The First Koreatown in the United States
October 16, 2021 - January 9, 2022
Fall Opening Reception
Saturday, October 16, 2021, 5pm - 9pm
Korean immigrant and activist Dosan Ahn Chang Ho founded Pachappa Camp, the first American Koreatown, in Riverside in 1905. The community of mostly agricultural workers flourished from 1905–1913 and was at one time home to approximately three hundred men, women, and children. Yet by 1918, Pachappa Camp no longer existed. After the 1913 Great Freeze toppled the local citrus industry, Korean workers and their families moved to other California agricultural communities, including Dinuba, Reedley, and Willows.
With archival photographs, maps, newspaper articles and advertisements, and other ephemera, this exhibition examines the history and legacy of Pachappa Camp, as well as the fraught life story of Dosan, who in 1926 was deported from the United States after being falsely accused of being a Bolshevist. His lasting legacy in Riverside is commemorated by a statue on University Avenue, which was erected in 2001 to honor his life and the Korean American community that lived, worked, and died in Riverside.
Pachappa Camp is curated by Edward Chang, Professor of Ethnic Studies and founding Director of the Young Oak Kim Center for Korean American Studies at the University of California at Riverside, and Carol K. Park, Graduate Student Researcher, UCR Ethnic Studies, Young Oak Kim Center for Korean American Studies. Support comes from the 2020 Korean Studies Grant Program of the Academy of Korean Studies.

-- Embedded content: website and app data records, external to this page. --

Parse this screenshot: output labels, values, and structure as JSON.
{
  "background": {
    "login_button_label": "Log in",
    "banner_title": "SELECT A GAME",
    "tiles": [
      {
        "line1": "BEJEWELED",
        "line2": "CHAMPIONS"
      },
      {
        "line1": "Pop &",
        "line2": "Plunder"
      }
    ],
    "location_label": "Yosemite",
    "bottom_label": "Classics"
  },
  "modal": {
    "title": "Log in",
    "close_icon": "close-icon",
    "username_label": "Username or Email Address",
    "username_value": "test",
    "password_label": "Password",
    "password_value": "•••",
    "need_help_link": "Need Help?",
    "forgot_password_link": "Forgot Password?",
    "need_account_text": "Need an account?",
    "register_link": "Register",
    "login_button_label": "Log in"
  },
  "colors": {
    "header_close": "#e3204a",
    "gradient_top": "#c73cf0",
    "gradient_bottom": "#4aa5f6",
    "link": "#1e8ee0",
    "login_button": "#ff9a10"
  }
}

Image: Ahn Chang Ho, Kap Suk Cho, and other workers at a Riverside orange orchard in the early 1900s. Courtesy of Korean Heritage Library, USC Libraries, University of Southern California.